A recent Ashcroft poll of eight key Con-Lab marginal shows that despite improving national popularity, the Tories are struggling in key battleground seats. Despite the release of discouraging marginal polling, however, the Conservatives remain surprisingly confident going into the final month of the election campaign.
So why aren’t the Tories worrying? Well, in this election the biggest problem for the conservatives is not the popularity of Labour but that of the UK Independence party.
UKIP’s recent rise in popularity has seen the Tories lose many of their more conservative voters to the Eurosceptic party. Around 60% of current UKIP supporters actually voted for the Conservatives in the 2010 election. It is the loss of these voters that threatens Tory victory. However, Conservatives believe that during the final stages of this political campaign, many UKIP voters will return to the party if faced with the possibility of Ed Miliband becoming prime minister.
But will it be the case that as the election draws closer, UKIP’s polling numbers will fall and the Conservatives’ rise? To make an educated guess, it could be useful to look at the results of recent European Federal Elections and how their far right parties faired in the run-up to, and in, those elections.
Greece had their legislative election late this past January. The graph below is a compilation of polling data in the four months leading up to the elections. The blue line is Syriza, the left wing part, that ultimately won; the red line is the centre-right party New Democracy (ND); and the purple line represents the far-right Golden Dawn (GD). While GD doesn’t come close to having the share of votes of the two main parties, its popularity did not decrease as the election drew closer. In fact from October to January, the party’s rating actually increased from 5 to 6%. The final election results which took place on the 25 of January left Syriza with 36.3%, ND with 27.8% and GD with 6.3%.
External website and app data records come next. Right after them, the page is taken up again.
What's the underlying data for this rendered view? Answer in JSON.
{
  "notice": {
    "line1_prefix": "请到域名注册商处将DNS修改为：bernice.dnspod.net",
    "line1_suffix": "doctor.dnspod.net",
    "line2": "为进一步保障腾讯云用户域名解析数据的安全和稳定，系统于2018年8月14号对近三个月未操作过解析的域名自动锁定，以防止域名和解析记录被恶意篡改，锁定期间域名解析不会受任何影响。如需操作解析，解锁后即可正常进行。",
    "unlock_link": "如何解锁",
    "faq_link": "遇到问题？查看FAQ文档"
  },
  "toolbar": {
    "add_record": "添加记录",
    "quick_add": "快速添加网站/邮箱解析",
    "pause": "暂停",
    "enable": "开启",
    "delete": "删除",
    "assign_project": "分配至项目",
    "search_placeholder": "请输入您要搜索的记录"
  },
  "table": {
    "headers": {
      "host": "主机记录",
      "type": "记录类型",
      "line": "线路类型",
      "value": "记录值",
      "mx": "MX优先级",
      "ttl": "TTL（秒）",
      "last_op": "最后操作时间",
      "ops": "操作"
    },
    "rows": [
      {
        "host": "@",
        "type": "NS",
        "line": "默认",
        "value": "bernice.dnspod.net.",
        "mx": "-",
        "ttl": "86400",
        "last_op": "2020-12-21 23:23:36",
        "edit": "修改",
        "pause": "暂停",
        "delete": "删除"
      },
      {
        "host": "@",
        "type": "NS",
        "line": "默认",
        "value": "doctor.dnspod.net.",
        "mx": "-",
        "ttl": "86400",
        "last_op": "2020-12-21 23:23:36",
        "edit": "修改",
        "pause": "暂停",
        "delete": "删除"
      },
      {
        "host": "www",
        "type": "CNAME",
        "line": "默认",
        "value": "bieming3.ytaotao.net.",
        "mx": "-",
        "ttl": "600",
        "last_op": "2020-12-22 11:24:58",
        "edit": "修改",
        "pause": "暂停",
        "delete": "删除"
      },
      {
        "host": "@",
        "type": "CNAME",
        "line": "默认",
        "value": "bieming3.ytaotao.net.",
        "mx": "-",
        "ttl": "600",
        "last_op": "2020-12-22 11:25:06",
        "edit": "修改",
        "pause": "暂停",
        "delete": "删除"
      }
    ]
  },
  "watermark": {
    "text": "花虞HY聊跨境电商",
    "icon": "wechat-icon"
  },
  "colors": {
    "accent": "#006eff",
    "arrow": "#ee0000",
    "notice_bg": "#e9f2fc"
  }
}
In 2011, the Finnish Parliamentary Election saw three main parties compete: the centre-right National Coalition, the centre-left Social Democrats and the far-right Finns Party. Throughout the campaign, the Finns Party saw popularity surge as the election drew closer, albeit with a slight dip on polling day itself. However, on the day, far-right party received 19.1% of the vote, actually tying with the more established centre-left Social Democrats.
Lastly, the 2014 Swedish elections followed the same course as the Greek and Finnish elections. The two largest parties, the Social Democrats and Moderate Alliance won the majority of support with the far right party Swedish Democrats coming in third. However, like the True Finns and Golden Dawn, the Swedish Democrats ended up with a higher percentage of the final election vote than there final polling numbers would have suggested. Their final polling numbers were around 10% and in actuality they received around 13% of the popular vote.
Looking at the graphs above doesn’t seem to bode well for the Conservative party, with the far-right parties all finishing their electoral campaigns strongly. But perhaps the party can take hope from the most recent local French Elections which didn’t follow what seems to be a trend in recent European Elections. The Eurosceptic French party, Front National, was expected to come top in the French local elections with 30% of the vote but actually received 23 -26%. An unexpected result, given the polling numbers and results of other European Elections.
So why do these Far-Right parties see a surge in popularity and enjoy steady popularity as the elections draws nearer? One reason is that these parties are very successful in appealing to the growing discontent with many countries mainstream political parties. With their new-found popularity, these right-wing can seem relatively untainted by controversy even in spite of their controversial opinions. Every time a mainstream party experiences a scandal or a politician is exposed as corrupt, anti-establishment parties often experience a surge in popularity.
In fact, the swell in the True Finns popularity can be partly attributed to the Finnish election funding scandal that affected the country’s main parties. When a country seems broke and the current leaders seem weak and unable to inflict change, voters will turn to those who they can believe will not act out of self-interest.
These right wing parties also have another effective political strategy to help them garner votes. Populism and scapegoating, these parties give voters someone to blame for their problems. Poor domestic economic performance isn’t the fault of a nation’s economic policies, but rather the result of immigration and EU membership. This rhetoric has been particularity effective during the prolonged period of economic uncertainty and strife in Europe.
While UKIP’s popularity has recently experienced a decrease, the election is still over 40 days away. Every misstep made by the conventional political parties, especially the Tories, is a potential gain for UKIP. Party funding scandals, corrupt politicians, and unpopular opinions may spell disaster for the main parties but possible success for UKIP. That being said, UKIP is not immune from controversy and every scandal experienced by UKIP will most likely see a rise in popularity in other parties, namely the Tories.
Another factor that at play in the upcoming UK elections is the theoretical possibility some UKIP voters may head to the ballet and cast a tactical vote. When polled 84% of UKIP voters said that they would rather have David Cameron as Prime Minister than Ed Miliband. If faced with the possibility of Ed Miliband as Prime Minister some suggest that some UKIP voters will use their vote tactically and vote for a Tory in an attempt to keep Ed Miliband out of Downing Street. While certainly a possibility, voting trends in recent European elections do not offer the Conservatives’ much encouragement.
Image Source: Ukip Broxbourne